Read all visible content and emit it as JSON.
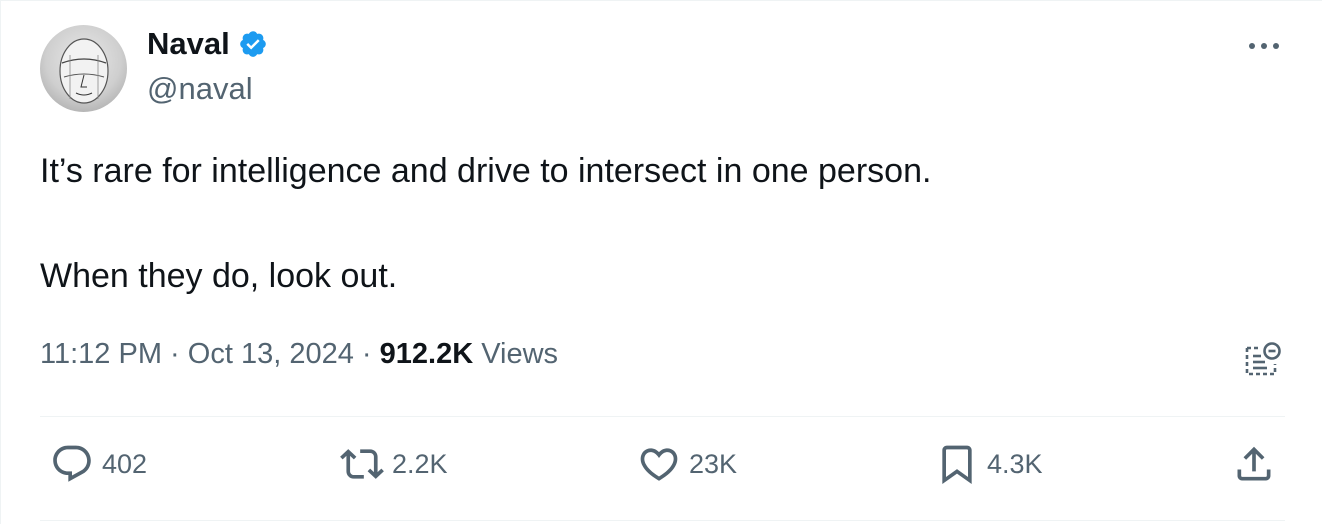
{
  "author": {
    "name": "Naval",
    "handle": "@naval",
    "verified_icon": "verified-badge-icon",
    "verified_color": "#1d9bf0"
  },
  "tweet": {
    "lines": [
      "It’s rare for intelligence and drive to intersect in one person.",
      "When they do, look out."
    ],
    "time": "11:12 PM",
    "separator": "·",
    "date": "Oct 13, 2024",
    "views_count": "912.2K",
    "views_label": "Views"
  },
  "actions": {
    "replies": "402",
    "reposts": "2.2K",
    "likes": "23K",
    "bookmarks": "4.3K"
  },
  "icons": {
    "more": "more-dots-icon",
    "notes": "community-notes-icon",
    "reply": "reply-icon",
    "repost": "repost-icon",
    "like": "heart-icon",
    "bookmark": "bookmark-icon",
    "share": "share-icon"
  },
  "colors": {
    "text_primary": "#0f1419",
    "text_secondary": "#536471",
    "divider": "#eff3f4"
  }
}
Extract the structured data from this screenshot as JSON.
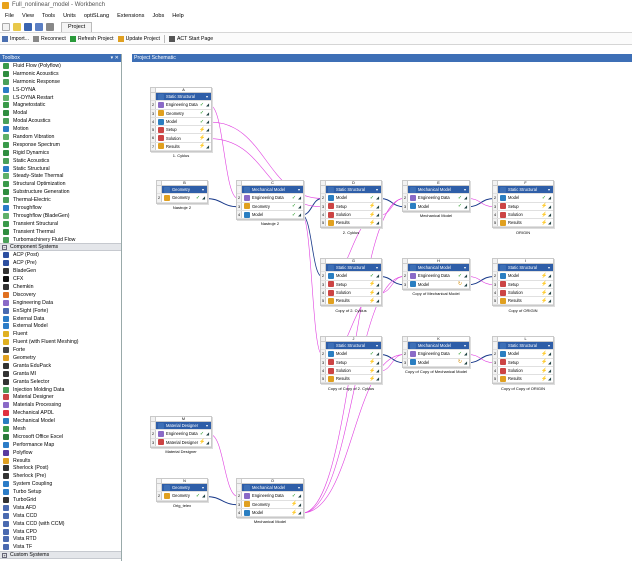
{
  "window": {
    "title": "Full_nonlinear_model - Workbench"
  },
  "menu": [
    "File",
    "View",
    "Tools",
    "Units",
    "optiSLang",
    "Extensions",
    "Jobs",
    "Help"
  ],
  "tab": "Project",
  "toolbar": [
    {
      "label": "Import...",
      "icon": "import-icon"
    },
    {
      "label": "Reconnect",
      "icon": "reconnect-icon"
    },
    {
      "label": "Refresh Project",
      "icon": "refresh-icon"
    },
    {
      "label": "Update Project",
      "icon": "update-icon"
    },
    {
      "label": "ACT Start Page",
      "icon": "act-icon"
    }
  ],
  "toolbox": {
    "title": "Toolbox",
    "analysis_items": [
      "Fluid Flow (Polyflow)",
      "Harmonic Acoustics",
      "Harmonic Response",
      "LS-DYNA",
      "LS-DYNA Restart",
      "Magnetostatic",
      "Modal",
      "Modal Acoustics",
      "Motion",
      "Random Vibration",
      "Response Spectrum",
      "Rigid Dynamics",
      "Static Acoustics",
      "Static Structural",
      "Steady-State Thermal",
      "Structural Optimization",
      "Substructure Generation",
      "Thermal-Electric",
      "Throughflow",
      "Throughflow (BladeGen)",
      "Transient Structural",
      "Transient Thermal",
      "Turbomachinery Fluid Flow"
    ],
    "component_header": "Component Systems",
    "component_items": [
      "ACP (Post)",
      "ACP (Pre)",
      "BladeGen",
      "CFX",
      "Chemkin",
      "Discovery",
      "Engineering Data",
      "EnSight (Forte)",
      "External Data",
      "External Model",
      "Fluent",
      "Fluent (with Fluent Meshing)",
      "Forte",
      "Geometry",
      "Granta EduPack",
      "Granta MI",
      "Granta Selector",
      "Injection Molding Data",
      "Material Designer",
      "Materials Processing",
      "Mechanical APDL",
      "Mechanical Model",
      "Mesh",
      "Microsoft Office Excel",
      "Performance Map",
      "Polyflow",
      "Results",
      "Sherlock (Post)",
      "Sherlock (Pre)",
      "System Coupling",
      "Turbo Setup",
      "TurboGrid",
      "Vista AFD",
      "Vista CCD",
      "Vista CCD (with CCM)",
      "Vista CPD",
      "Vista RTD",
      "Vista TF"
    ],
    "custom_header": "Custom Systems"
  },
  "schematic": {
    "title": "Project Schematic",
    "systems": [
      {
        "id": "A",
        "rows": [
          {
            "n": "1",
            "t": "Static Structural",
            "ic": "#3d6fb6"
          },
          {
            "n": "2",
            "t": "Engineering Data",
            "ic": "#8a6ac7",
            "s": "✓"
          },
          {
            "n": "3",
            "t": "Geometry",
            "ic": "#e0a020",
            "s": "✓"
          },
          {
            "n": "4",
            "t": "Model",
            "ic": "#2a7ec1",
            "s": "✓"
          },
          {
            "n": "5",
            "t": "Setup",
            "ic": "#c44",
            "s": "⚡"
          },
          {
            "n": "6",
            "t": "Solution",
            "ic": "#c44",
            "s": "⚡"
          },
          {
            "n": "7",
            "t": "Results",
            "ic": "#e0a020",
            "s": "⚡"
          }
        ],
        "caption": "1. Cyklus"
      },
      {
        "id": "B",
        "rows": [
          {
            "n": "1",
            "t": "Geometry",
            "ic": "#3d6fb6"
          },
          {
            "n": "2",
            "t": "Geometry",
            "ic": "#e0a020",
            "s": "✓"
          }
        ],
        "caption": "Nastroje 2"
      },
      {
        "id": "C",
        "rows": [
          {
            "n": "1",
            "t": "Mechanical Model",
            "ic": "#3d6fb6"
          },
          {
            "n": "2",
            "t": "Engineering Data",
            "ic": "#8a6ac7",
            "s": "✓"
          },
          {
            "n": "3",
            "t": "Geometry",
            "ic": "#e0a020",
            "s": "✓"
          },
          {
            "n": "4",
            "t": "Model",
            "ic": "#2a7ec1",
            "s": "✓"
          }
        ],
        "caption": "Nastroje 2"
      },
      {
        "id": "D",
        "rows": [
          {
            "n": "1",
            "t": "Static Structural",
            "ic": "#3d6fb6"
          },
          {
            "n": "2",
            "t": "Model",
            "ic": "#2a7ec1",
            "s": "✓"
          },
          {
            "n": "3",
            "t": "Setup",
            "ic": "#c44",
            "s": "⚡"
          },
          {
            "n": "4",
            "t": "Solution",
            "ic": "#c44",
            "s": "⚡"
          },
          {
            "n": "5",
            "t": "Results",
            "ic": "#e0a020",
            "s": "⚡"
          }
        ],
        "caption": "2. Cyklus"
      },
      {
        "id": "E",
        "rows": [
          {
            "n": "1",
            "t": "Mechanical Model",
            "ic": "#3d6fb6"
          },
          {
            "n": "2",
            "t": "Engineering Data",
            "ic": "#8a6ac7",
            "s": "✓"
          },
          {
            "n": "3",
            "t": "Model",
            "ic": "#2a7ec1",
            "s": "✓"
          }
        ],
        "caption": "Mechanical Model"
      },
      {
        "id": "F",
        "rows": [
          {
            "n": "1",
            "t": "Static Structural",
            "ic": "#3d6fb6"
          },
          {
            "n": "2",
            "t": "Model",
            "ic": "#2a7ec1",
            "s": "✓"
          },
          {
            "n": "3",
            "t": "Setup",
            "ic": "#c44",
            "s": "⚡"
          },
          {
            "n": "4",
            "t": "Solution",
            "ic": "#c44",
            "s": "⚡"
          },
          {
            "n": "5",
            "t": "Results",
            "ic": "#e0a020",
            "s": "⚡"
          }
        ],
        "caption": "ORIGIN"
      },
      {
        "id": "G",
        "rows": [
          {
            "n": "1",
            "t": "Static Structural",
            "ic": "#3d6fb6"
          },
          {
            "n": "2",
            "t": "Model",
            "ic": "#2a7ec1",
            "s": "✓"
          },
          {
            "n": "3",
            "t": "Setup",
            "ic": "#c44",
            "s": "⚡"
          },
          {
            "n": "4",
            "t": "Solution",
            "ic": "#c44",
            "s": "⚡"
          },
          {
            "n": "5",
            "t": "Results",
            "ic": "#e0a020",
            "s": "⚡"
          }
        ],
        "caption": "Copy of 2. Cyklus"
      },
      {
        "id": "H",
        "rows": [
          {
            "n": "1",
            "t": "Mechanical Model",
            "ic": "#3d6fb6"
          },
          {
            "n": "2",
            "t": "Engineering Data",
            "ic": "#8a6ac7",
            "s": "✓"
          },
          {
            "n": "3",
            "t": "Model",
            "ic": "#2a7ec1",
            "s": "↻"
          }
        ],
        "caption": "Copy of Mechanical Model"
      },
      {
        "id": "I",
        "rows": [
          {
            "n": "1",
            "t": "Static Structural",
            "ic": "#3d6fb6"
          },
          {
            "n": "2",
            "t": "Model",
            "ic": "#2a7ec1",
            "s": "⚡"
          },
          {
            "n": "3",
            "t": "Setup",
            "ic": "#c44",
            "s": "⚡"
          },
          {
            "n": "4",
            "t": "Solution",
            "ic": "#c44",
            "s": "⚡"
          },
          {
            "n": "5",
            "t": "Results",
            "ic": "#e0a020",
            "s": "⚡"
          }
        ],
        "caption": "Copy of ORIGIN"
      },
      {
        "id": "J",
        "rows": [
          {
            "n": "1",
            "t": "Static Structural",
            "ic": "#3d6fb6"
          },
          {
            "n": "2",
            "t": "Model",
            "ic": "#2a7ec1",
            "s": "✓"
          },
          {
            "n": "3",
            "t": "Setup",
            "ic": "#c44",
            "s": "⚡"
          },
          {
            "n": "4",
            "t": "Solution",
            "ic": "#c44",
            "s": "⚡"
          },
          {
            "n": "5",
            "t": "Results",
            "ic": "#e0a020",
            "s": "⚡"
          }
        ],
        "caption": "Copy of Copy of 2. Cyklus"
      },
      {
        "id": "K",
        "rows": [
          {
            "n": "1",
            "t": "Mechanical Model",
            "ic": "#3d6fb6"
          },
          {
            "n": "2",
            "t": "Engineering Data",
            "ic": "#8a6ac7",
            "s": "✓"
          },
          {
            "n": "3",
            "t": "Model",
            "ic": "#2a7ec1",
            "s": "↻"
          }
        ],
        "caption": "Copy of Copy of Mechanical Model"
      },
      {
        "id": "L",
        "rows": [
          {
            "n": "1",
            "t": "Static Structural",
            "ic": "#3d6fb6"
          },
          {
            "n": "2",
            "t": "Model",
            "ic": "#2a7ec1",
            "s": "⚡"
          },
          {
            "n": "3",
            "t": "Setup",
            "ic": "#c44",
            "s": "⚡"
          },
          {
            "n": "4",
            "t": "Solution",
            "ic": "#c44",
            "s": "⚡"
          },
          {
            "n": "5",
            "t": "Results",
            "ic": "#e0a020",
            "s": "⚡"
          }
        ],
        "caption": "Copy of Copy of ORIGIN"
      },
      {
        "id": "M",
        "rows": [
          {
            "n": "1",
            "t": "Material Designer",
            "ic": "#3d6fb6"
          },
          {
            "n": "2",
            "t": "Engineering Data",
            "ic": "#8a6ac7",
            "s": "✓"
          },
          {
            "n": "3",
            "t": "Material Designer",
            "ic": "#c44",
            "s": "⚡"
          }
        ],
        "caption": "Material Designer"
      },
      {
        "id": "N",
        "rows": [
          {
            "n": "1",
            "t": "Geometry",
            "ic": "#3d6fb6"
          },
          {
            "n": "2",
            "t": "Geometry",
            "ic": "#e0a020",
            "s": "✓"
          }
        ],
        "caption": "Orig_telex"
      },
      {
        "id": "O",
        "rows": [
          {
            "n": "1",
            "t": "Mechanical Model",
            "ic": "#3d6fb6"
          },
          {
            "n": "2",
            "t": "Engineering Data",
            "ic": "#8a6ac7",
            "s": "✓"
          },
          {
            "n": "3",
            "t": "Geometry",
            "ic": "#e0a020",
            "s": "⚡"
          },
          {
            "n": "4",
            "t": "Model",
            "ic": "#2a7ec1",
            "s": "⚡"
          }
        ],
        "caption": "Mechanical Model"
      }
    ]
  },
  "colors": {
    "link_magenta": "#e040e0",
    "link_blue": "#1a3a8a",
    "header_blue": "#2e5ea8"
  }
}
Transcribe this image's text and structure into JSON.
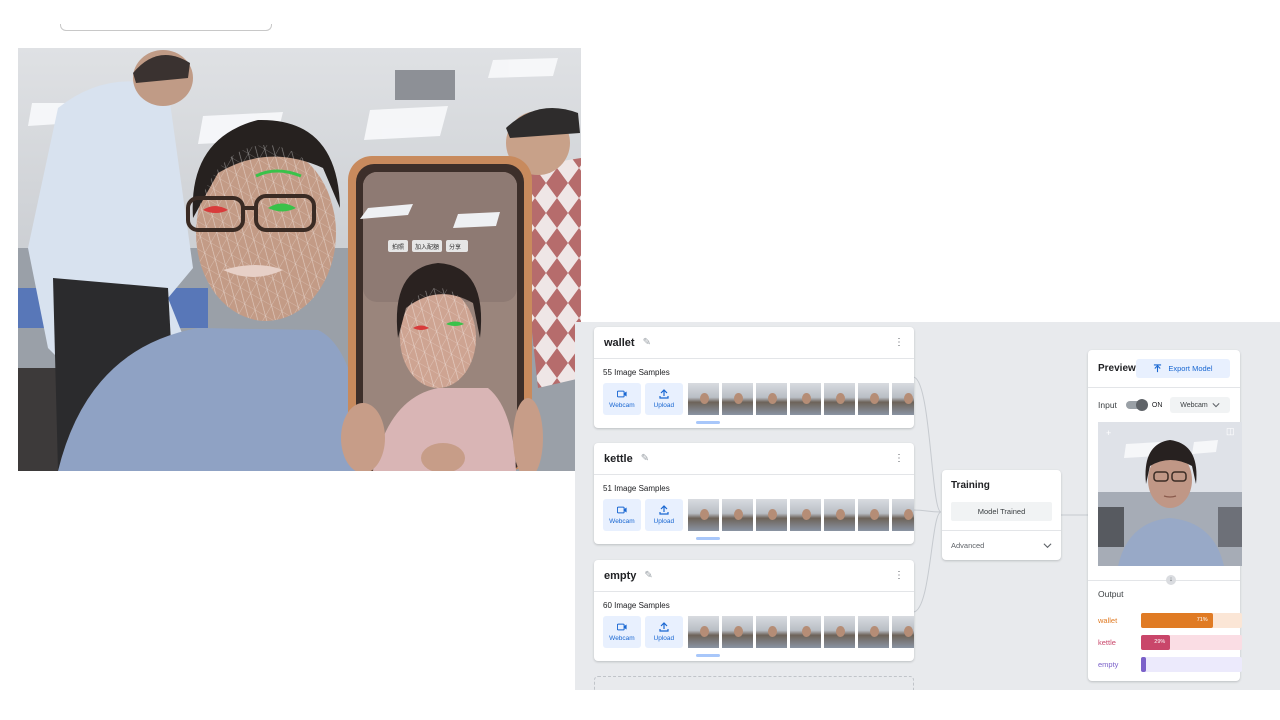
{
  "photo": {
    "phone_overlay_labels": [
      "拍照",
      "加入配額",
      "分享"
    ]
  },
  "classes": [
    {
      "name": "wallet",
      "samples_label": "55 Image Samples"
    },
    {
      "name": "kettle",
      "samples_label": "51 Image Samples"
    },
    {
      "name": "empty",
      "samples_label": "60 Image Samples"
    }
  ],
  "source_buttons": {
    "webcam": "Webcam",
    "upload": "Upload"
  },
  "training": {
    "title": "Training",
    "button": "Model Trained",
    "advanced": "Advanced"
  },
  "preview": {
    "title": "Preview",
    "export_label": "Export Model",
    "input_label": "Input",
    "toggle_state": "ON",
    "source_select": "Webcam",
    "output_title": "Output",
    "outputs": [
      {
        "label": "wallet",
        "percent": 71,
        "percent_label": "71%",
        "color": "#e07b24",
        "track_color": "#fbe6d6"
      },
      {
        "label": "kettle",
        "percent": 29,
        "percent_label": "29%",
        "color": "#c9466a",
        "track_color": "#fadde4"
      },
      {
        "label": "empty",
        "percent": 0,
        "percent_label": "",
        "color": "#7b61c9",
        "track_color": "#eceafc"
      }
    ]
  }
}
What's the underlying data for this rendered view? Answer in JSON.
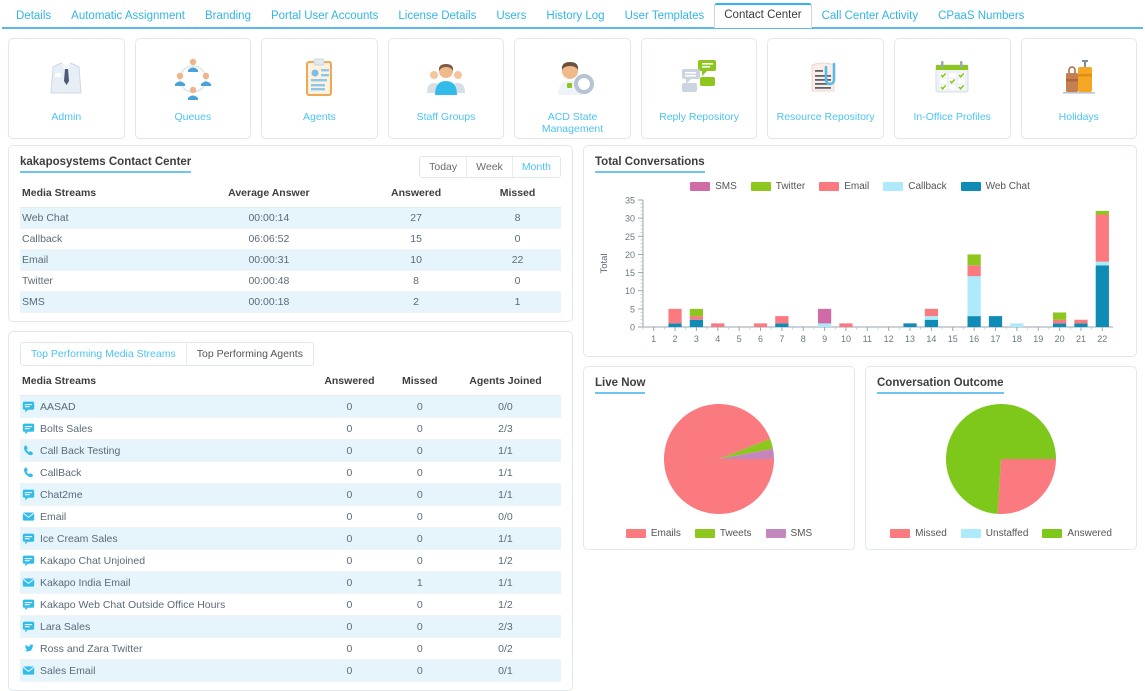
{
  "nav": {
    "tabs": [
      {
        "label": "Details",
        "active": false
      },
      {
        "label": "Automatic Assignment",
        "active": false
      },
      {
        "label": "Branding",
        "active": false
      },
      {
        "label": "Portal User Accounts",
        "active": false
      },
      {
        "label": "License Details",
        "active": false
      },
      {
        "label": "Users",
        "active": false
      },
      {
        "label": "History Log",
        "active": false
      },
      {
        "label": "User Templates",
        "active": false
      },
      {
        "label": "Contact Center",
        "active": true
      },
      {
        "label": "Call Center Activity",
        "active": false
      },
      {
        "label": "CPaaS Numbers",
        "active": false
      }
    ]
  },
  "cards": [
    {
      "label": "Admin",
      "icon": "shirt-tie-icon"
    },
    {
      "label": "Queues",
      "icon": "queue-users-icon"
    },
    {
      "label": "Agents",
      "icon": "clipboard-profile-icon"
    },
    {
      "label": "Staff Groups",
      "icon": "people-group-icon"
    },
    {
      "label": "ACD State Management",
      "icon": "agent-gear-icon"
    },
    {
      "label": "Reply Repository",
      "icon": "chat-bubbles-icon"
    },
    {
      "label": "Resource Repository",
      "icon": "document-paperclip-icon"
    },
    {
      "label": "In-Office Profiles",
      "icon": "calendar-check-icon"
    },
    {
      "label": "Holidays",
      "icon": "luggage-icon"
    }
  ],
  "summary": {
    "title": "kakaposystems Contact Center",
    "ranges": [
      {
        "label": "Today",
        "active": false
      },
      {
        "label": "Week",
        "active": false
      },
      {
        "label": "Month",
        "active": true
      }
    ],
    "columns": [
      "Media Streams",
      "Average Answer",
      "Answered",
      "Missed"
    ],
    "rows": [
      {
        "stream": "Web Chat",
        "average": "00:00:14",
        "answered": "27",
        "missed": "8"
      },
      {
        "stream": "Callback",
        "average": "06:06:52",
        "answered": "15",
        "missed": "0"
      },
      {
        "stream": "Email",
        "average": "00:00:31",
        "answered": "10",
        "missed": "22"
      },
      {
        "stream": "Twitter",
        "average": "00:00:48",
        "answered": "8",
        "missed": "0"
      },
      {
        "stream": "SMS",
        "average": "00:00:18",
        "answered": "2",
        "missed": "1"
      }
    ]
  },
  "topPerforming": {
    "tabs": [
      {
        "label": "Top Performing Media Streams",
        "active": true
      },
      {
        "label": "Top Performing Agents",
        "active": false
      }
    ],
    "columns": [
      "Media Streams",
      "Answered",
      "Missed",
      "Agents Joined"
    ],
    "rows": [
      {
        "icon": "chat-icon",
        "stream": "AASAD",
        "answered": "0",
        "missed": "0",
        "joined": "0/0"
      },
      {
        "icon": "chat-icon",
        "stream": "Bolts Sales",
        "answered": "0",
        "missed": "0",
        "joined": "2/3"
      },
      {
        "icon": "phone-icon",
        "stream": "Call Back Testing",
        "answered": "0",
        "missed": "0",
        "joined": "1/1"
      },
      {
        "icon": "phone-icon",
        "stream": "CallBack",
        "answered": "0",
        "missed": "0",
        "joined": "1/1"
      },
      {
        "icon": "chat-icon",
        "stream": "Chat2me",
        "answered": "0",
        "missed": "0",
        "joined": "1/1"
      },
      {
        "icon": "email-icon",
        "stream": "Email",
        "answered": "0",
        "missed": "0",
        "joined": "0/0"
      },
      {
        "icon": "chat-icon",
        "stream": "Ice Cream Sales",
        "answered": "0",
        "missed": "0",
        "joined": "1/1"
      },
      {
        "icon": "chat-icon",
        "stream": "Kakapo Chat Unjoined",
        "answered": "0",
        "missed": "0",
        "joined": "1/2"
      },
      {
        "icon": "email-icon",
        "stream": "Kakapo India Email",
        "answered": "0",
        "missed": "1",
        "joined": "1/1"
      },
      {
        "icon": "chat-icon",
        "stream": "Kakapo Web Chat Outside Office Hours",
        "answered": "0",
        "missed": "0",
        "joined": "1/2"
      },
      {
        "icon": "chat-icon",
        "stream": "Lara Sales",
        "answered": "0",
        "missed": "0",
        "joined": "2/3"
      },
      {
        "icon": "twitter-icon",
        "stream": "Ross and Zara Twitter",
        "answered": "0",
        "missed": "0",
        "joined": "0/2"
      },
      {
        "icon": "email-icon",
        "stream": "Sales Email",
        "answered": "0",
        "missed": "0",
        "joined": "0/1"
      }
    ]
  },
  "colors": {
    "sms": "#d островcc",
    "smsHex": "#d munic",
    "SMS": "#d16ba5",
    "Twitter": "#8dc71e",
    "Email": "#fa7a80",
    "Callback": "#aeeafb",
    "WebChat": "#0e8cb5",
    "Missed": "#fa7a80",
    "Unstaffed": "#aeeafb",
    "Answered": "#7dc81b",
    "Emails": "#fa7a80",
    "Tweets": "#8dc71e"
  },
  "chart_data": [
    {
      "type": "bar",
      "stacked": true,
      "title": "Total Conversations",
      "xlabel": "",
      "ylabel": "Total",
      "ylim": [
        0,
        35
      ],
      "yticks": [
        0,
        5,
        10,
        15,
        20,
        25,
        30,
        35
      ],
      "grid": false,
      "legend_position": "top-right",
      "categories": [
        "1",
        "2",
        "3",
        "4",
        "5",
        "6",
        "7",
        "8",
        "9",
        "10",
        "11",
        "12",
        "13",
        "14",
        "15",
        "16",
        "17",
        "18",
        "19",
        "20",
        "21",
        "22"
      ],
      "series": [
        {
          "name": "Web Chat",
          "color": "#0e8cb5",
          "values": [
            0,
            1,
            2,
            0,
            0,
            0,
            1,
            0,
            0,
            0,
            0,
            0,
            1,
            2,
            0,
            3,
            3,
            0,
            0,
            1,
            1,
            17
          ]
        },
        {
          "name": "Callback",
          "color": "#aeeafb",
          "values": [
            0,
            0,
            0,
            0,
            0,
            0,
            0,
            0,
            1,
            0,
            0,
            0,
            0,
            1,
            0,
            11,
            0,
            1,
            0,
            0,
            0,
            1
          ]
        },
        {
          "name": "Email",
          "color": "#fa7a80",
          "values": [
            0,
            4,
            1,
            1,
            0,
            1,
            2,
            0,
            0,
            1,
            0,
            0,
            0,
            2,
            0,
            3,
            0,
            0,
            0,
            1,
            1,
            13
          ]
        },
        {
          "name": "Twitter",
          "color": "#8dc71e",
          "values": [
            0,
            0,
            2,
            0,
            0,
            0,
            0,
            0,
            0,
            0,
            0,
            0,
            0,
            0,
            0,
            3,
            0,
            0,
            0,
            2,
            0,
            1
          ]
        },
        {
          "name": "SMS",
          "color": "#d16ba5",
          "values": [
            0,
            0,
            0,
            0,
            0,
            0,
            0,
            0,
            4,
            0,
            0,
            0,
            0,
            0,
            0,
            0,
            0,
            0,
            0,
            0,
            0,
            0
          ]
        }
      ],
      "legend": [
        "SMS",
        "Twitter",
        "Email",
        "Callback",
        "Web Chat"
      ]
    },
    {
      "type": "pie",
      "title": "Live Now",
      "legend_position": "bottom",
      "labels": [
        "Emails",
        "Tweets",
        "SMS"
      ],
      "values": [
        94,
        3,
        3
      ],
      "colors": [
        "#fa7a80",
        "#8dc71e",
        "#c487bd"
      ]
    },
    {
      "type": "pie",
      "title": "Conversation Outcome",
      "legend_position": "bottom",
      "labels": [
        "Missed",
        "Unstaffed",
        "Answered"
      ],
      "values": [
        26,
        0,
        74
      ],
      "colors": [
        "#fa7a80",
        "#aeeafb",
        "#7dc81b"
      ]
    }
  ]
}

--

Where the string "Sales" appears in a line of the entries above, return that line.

        "stream": "Bolts Sales",
        "stream": "Ice Cream Sales",
        "stream": "Lara Sales",
        "stream": "Sales Email",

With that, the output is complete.